Using the listing that follows, report how many lines include the word "icon", and add no other words.

------------------------------------

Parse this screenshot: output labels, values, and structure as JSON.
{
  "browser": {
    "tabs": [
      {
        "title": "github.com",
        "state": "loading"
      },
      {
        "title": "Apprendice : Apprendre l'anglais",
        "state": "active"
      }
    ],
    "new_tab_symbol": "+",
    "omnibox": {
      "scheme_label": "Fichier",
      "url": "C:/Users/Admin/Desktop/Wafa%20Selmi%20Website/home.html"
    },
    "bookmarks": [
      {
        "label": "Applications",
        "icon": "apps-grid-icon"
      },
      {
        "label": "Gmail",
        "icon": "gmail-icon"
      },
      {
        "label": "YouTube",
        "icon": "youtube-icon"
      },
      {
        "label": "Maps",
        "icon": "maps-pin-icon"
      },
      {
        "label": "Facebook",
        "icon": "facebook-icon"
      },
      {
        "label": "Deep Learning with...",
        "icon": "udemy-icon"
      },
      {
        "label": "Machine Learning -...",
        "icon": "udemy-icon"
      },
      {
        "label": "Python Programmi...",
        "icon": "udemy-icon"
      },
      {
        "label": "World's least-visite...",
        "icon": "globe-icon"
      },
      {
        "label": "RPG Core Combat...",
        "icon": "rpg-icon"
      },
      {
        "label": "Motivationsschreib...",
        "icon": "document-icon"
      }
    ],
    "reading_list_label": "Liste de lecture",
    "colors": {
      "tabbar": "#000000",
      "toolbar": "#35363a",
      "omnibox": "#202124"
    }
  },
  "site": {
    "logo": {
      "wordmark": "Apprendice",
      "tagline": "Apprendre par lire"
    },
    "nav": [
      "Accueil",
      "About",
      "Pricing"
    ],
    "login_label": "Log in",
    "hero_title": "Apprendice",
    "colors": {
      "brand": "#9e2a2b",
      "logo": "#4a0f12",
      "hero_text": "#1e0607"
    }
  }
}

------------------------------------

Task response: 11